Prominences

Solar eclipse on 21 August 1914

E-Pics Image Archive Online (external link)

Discovery of prominences

During the total solar eclipse visible in Southern France and Northern Italy on 8 July 1842, several astronomers spotted reddish, cloud-like shapes protruding into the corona at individual points on the moon’s edge during the totality. Afterwards, it became apparent that similar observations had been made during earlier solar eclipses but subsequently overlooked.     

These prominences were then made the main attraction on the programme for the total solar eclipse expected in East Prussia on 28 July 1851. Numerous observations of these formations were made, without coming to a consensus on their nature. While some considered the prominences as real, sublunary and probably linked to sunspots and faculae, others believed they could provide a sufficient optic explanation for them. 

Both camps prepared a programme for the solar eclipse in Spain on 18 July 1860. Immediately after the observation, each camp believed they had won. Using photographs taken during the eclipse, however, Angelo Secchi (external link), Warren De la Rue (external link) and others were able to prove with certainty that the prominences do not alter their position against the sun; the moon in fact glides over them. The decision was now unequivocal and observations during subsequent eclipses confirmed it.

In 1868 Joseph Lockyer (external link) and Jules Janssen (external link) managed to demonstrate that prominences can be rendered visible at any time with the aid of the spectroscope, i.e. even in the absence of the moon. Key conclusions could be drawn from a longer series of regular prominence observations.

Alfred Wolfer's prominence observations
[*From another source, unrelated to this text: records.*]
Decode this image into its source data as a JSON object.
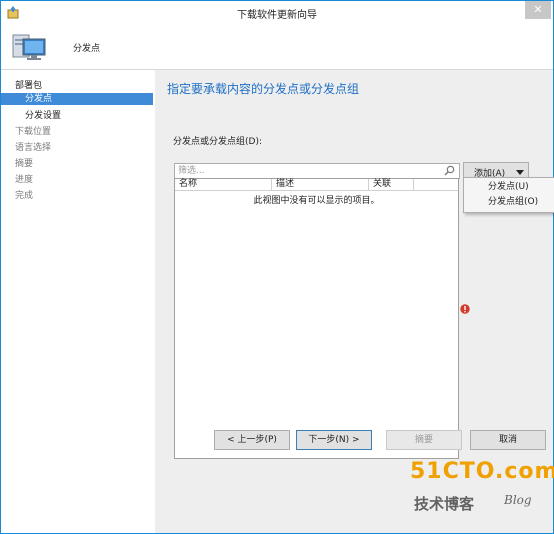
{
  "window": {
    "title": "下载软件更新向导",
    "close_glyph": "✕"
  },
  "header": {
    "title": "分发点"
  },
  "sidebar": {
    "items": [
      {
        "label": "部署包"
      },
      {
        "label": "分发点"
      },
      {
        "label": "分发设置"
      },
      {
        "label": "下载位置"
      },
      {
        "label": "语言选择"
      },
      {
        "label": "摘要"
      },
      {
        "label": "进度"
      },
      {
        "label": "完成"
      }
    ]
  },
  "main": {
    "title": "指定要承载内容的分发点或分发点组",
    "field_label": "分发点或分发点组(D):",
    "filter": {
      "placeholder": "筛选...",
      "value": ""
    },
    "add_button": {
      "label": "添加(A)"
    },
    "columns": [
      "名称",
      "描述",
      "关联"
    ],
    "empty_message": "此视图中没有可以显示的项目。"
  },
  "dropdown": {
    "items": [
      "分发点(U)",
      "分发点组(O)"
    ]
  },
  "buttons": {
    "prev": "< 上一步(P)",
    "next": "下一步(N) >",
    "summary": "摘要",
    "cancel": "取消"
  },
  "watermark": {
    "main": "51CTO.com",
    "sub": "技术博客",
    "blog": "Blog"
  },
  "colors": {
    "accent": "#3f8bd8",
    "title_blue": "#1e6fc6",
    "error": "#d23a2a",
    "watermark": "#f0a000"
  }
}
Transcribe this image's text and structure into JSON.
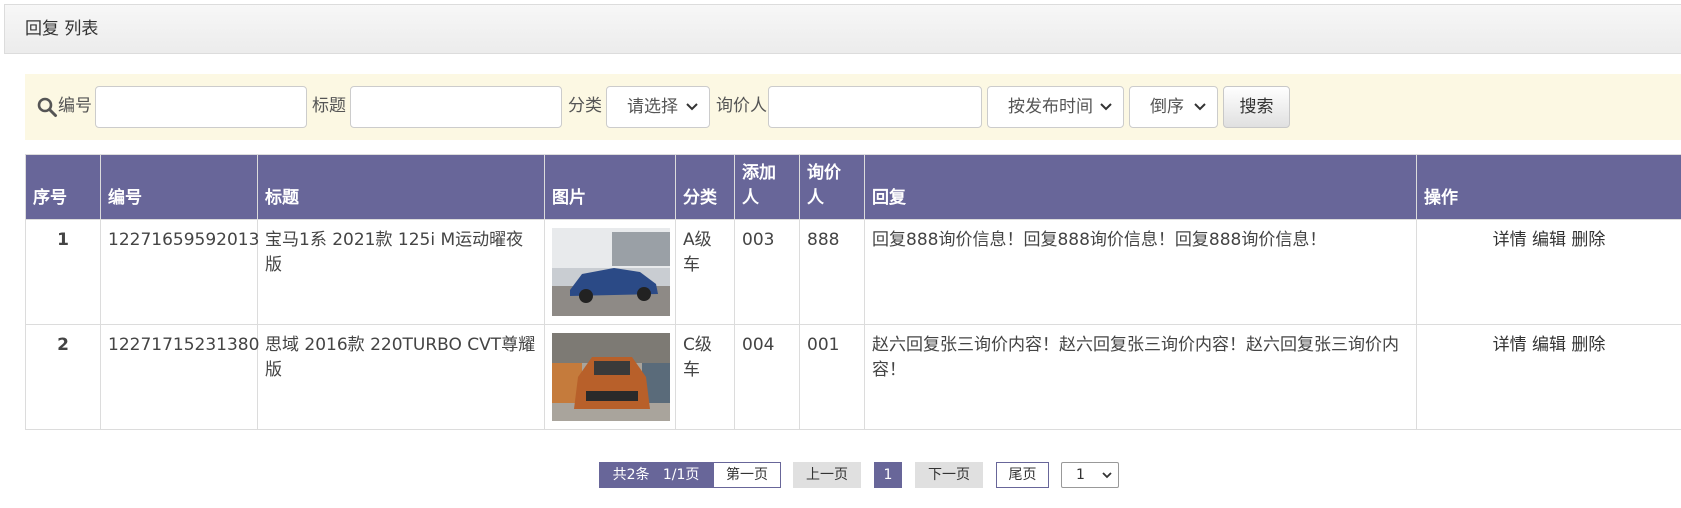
{
  "header": {
    "title": "回复 列表"
  },
  "search": {
    "labels": {
      "id": "编号",
      "title": "标题",
      "category": "分类",
      "inquirer": "询价人"
    },
    "inputs": {
      "id": "",
      "title": "",
      "inquirer": ""
    },
    "category_select": "请选择",
    "sort_field_select": "按发布时间",
    "sort_order_select": "倒序",
    "search_button": "搜索"
  },
  "table": {
    "headers": [
      "序号",
      "编号",
      "标题",
      "图片",
      "分类",
      "添加人",
      "询价人",
      "回复",
      "操作"
    ],
    "rows": [
      {
        "seq": "1",
        "id": "12271659592013",
        "title": "宝马1系 2021款 125i M运动曜夜版",
        "category": "A级车",
        "adder": "003",
        "inquirer": "888",
        "reply": "回复888询价信息！回复888询价信息！回复888询价信息！",
        "car_color": "#2b4a86"
      },
      {
        "seq": "2",
        "id": "12271715231380",
        "title": "思域 2016款 220TURBO CVT尊耀版",
        "category": "C级车",
        "adder": "004",
        "inquirer": "001",
        "reply": "赵六回复张三询价内容！赵六回复张三询价内容！赵六回复张三询价内容！",
        "car_color": "#b8602a"
      }
    ],
    "actions": {
      "detail": "详情",
      "edit": "编辑",
      "delete": "删除"
    }
  },
  "pagination": {
    "total": "共2条",
    "pages": "1/1页",
    "first": "第一页",
    "prev": "上一页",
    "current": "1",
    "next": "下一页",
    "last": "尾页",
    "page_select": "1"
  },
  "colors": {
    "accent": "#686699",
    "search_bg": "#fcf8e3"
  }
}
In the early 1880s, in agreement with his superior, Rudolf Wolf, Alfred Wolfer expanded the Eidgenössische Sternwarte's active programme by taking daily photographs of sunspots and faculae on the sun in the projected image and regularly observing and measuring the prominences on the sun’s edge with a spectroscope. With his series of observations, Alfred Wolfer aimed to compile records for studies on the relationships between spots, faculae and prominences, as well as their distribution in the direction of the sun's rotation.